◆ REQUIRED WORK ◆
If a record holds a picture, leave the picture out, but write out everything else exactly.

◆ INPUT MATERIAL ◆
________________________________________

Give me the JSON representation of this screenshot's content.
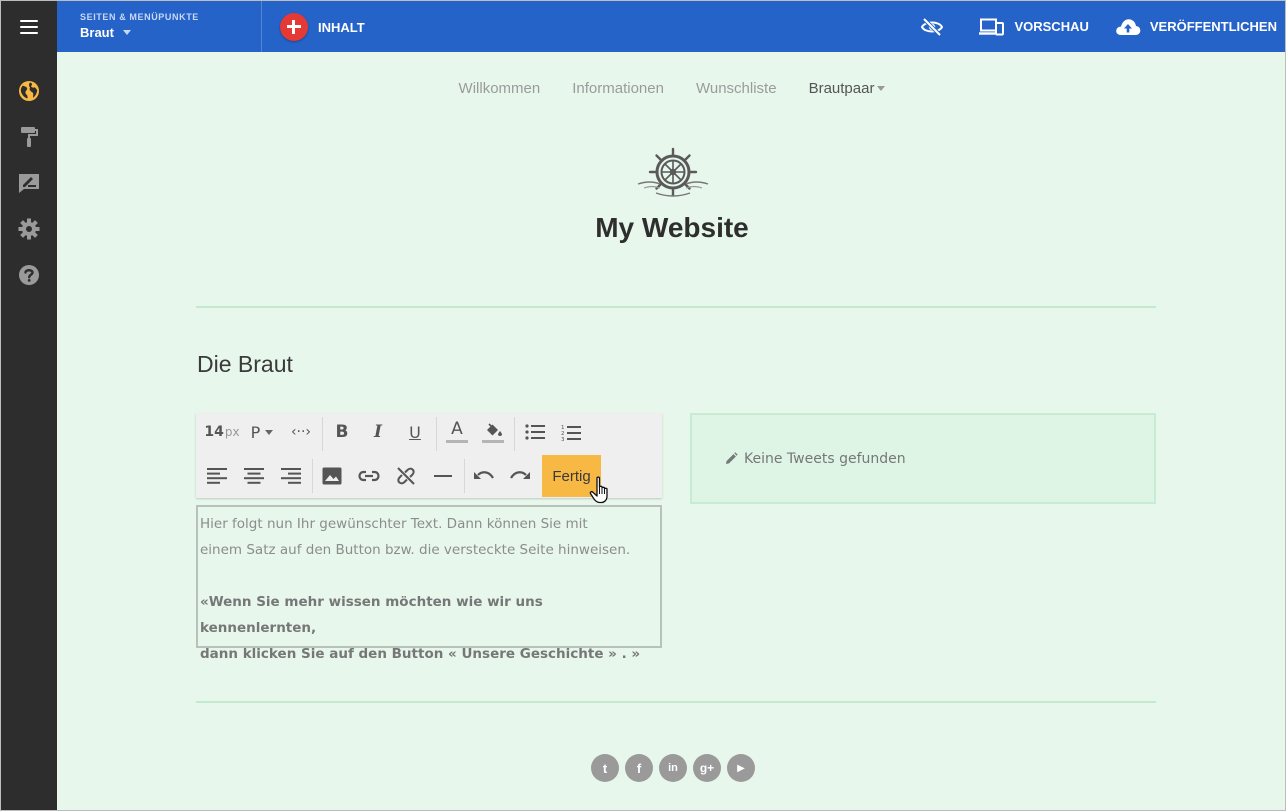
{
  "topbar": {
    "pages_label": "SEITEN & MENÜPUNKTE",
    "current_page": "Braut",
    "add_content_label": "INHALT",
    "preview_label": "VORSCHAU",
    "publish_label": "VERÖFFENTLICHEN",
    "icons": [
      "menu-icon",
      "visibility-off-icon",
      "devices-icon",
      "cloud-upload-icon"
    ]
  },
  "sidebar": {
    "items": [
      {
        "icon": "globe-icon",
        "active": true
      },
      {
        "icon": "paint-roller-icon",
        "active": false
      },
      {
        "icon": "edit-note-icon",
        "active": false
      },
      {
        "icon": "gear-icon",
        "active": false
      },
      {
        "icon": "help-icon",
        "active": false
      }
    ],
    "active_color": "#f7b844"
  },
  "site": {
    "nav": [
      {
        "label": "Willkommen"
      },
      {
        "label": "Informationen"
      },
      {
        "label": "Wunschliste"
      },
      {
        "label": "Brautpaar"
      }
    ],
    "title": "My Website",
    "section_title": "Die Braut"
  },
  "editor": {
    "font_size": "14",
    "font_unit": "px",
    "paragraph_label": "P",
    "code_label": "‹··›",
    "bold_label": "B",
    "italic_label": "I",
    "underline_label": "U",
    "font_color_label": "A",
    "done_label": "Fertig",
    "text_line1": "Hier folgt nun Ihr gewünschter Text. Dann können Sie mit",
    "text_line2": "einem Satz auf den Button bzw. die versteckte Seite hinweisen.",
    "bold_line1": "«Wenn Sie mehr wissen möchten wie wir uns kennenlernten,",
    "bold_line2": "dann klicken Sie auf den Button « Unsere Geschichte » . »"
  },
  "tweets": {
    "message": "Keine Tweets gefunden"
  },
  "socials": [
    {
      "icon": "twitter-icon",
      "glyph": "t"
    },
    {
      "icon": "facebook-icon",
      "glyph": "f"
    },
    {
      "icon": "linkedin-icon",
      "glyph": "in"
    },
    {
      "icon": "google-plus-icon",
      "glyph": "g+"
    },
    {
      "icon": "youtube-icon",
      "glyph": "▶"
    }
  ],
  "colors": {
    "topbar": "#2563c8",
    "sidebar": "#2d2d2d",
    "background": "#e7f7ec",
    "accent": "#f7b844",
    "add_button": "#e53935"
  }
}
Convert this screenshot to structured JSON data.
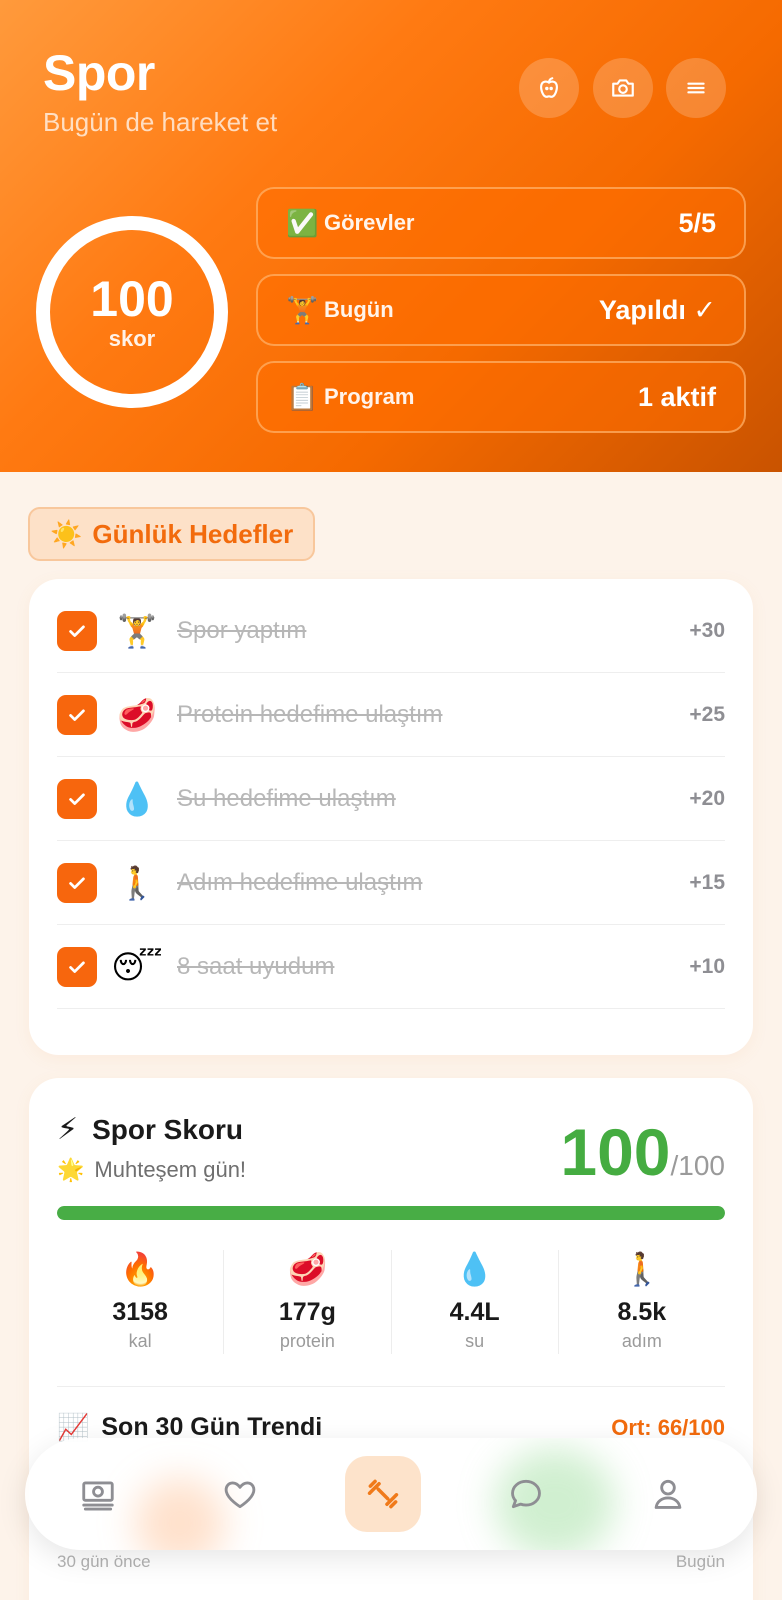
{
  "header": {
    "title": "Spor",
    "subtitle": "Bugün de hareket et",
    "icons": [
      "apple-icon",
      "camera-icon",
      "menu-icon"
    ],
    "score": {
      "value": "100",
      "label": "skor",
      "ring_fraction": 1.0
    },
    "stats": [
      {
        "emoji": "✅",
        "label": "Görevler",
        "value": "5/5"
      },
      {
        "emoji": "🏋️",
        "label": "Bugün",
        "value": "Yapıldı ✓"
      },
      {
        "emoji": "📋",
        "label": "Program",
        "value": "1 aktif"
      }
    ]
  },
  "daily_goals": {
    "emoji": "☀️",
    "title": "Günlük Hedefler",
    "tasks": [
      {
        "emoji": "🏋️",
        "text": "Spor yaptım",
        "points": "+30",
        "done": true
      },
      {
        "emoji": "🥩",
        "text": "Protein hedefime ulaştım",
        "points": "+25",
        "done": true
      },
      {
        "emoji": "💧",
        "text": "Su hedefime ulaştım",
        "points": "+20",
        "done": true
      },
      {
        "emoji": "🚶",
        "text": "Adım hedefime ulaştım",
        "points": "+15",
        "done": true
      },
      {
        "emoji": "😴",
        "text": "8 saat uyudum",
        "points": "+10",
        "done": true
      }
    ]
  },
  "sport_score": {
    "emoji": "⚡",
    "title": "Spor Skoru",
    "sub_emoji": "🌟",
    "subtitle": "Muhteşem gün!",
    "value": "100",
    "max": "/100",
    "progress": 1.0,
    "metrics": [
      {
        "emoji": "🔥",
        "value": "3158",
        "label": "kal"
      },
      {
        "emoji": "🥩",
        "value": "177g",
        "label": "protein"
      },
      {
        "emoji": "💧",
        "value": "4.4L",
        "label": "su"
      },
      {
        "emoji": "🚶",
        "value": "8.5k",
        "label": "adım"
      }
    ],
    "trend": {
      "emoji": "📈",
      "title": "Son 30 Gün Trendi",
      "average": "Ort: 66/100",
      "start_label": "30 gün önce",
      "end_label": "Bugün"
    }
  },
  "nav": {
    "items": [
      {
        "icon": "money-icon",
        "active": false
      },
      {
        "icon": "heart-icon",
        "active": false
      },
      {
        "icon": "dumbbell-icon",
        "active": true
      },
      {
        "icon": "chat-icon",
        "active": false
      },
      {
        "icon": "profile-icon",
        "active": false
      }
    ]
  },
  "colors": {
    "accent": "#f7660d",
    "success": "#45ac41",
    "header_gradient": [
      "#ff9a3c",
      "#c95300"
    ]
  }
}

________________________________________

◆ SOLUTION BELOW ◆
Give me the JSON representation of this screenshot's content.
{
  "topbar": {
    "pages_label": "SEITEN & MENÜPUNKTE",
    "current_page": "Braut",
    "add_content_label": "INHALT",
    "preview_label": "VORSCHAU",
    "publish_label": "VERÖFFENTLICHEN",
    "icons": [
      "menu-icon",
      "visibility-off-icon",
      "devices-icon",
      "cloud-upload-icon"
    ]
  },
  "sidebar": {
    "items": [
      {
        "icon": "globe-icon",
        "active": true
      },
      {
        "icon": "paint-roller-icon",
        "active": false
      },
      {
        "icon": "edit-note-icon",
        "active": false
      },
      {
        "icon": "gear-icon",
        "active": false
      },
      {
        "icon": "help-icon",
        "active": false
      }
    ],
    "active_color": "#f7b844"
  },
  "site": {
    "nav": [
      {
        "label": "Willkommen"
      },
      {
        "label": "Informationen"
      },
      {
        "label": "Wunschliste"
      },
      {
        "label": "Brautpaar"
      }
    ],
    "title": "My Website",
    "section_title": "Die Braut"
  },
  "editor": {
    "font_size": "14",
    "font_unit": "px",
    "paragraph_label": "P",
    "code_label": "‹··›",
    "bold_label": "B",
    "italic_label": "I",
    "underline_label": "U",
    "font_color_label": "A",
    "done_label": "Fertig",
    "text_line1": "Hier folgt nun Ihr gewünschter Text. Dann können Sie mit",
    "text_line2": "einem Satz auf den Button bzw. die versteckte Seite hinweisen.",
    "bold_line1": "«Wenn Sie mehr wissen möchten wie wir uns kennenlernten,",
    "bold_line2": "dann klicken Sie auf den Button « Unsere Geschichte » . »"
  },
  "tweets": {
    "message": "Keine Tweets gefunden"
  },
  "socials": [
    {
      "icon": "twitter-icon",
      "glyph": "t"
    },
    {
      "icon": "facebook-icon",
      "glyph": "f"
    },
    {
      "icon": "linkedin-icon",
      "glyph": "in"
    },
    {
      "icon": "google-plus-icon",
      "glyph": "g+"
    },
    {
      "icon": "youtube-icon",
      "glyph": "▶"
    }
  ],
  "colors": {
    "topbar": "#2563c8",
    "sidebar": "#2d2d2d",
    "background": "#e7f7ec",
    "accent": "#f7b844",
    "add_button": "#e53935"
  }
}
Convert this screenshot to structured JSON data.
{
  "header": {
    "title": "Spor",
    "subtitle": "Bugün de hareket et",
    "icons": [
      "apple-icon",
      "camera-icon",
      "menu-icon"
    ],
    "score": {
      "value": "100",
      "label": "skor",
      "ring_fraction": 1.0
    },
    "stats": [
      {
        "emoji": "✅",
        "label": "Görevler",
        "value": "5/5"
      },
      {
        "emoji": "🏋️",
        "label": "Bugün",
        "value": "Yapıldı ✓"
      },
      {
        "emoji": "📋",
        "label": "Program",
        "value": "1 aktif"
      }
    ]
  },
  "daily_goals": {
    "emoji": "☀️",
    "title": "Günlük Hedefler",
    "tasks": [
      {
        "emoji": "🏋️",
        "text": "Spor yaptım",
        "points": "+30",
        "done": true
      },
      {
        "emoji": "🥩",
        "text": "Protein hedefime ulaştım",
        "points": "+25",
        "done": true
      },
      {
        "emoji": "💧",
        "text": "Su hedefime ulaştım",
        "points": "+20",
        "done": true
      },
      {
        "emoji": "🚶",
        "text": "Adım hedefime ulaştım",
        "points": "+15",
        "done": true
      },
      {
        "emoji": "😴",
        "text": "8 saat uyudum",
        "points": "+10",
        "done": true
      }
    ]
  },
  "sport_score": {
    "emoji": "⚡",
    "title": "Spor Skoru",
    "sub_emoji": "🌟",
    "subtitle": "Muhteşem gün!",
    "value": "100",
    "max": "/100",
    "progress": 1.0,
    "metrics": [
      {
        "emoji": "🔥",
        "value": "3158",
        "label": "kal"
      },
      {
        "emoji": "🥩",
        "value": "177g",
        "label": "protein"
      },
      {
        "emoji": "💧",
        "value": "4.4L",
        "label": "su"
      },
      {
        "emoji": "🚶",
        "value": "8.5k",
        "label": "adım"
      }
    ],
    "trend": {
      "emoji": "📈",
      "title": "Son 30 Gün Trendi",
      "average": "Ort: 66/100",
      "start_label": "30 gün önce",
      "end_label": "Bugün"
    }
  },
  "nav": {
    "items": [
      {
        "icon": "money-icon",
        "active": false
      },
      {
        "icon": "heart-icon",
        "active": false
      },
      {
        "icon": "dumbbell-icon",
        "active": true
      },
      {
        "icon": "chat-icon",
        "active": false
      },
      {
        "icon": "profile-icon",
        "active": false
      }
    ]
  },
  "colors": {
    "accent": "#f7660d",
    "success": "#45ac41",
    "header_gradient": [
      "#ff9a3c",
      "#c95300"
    ]
  }
}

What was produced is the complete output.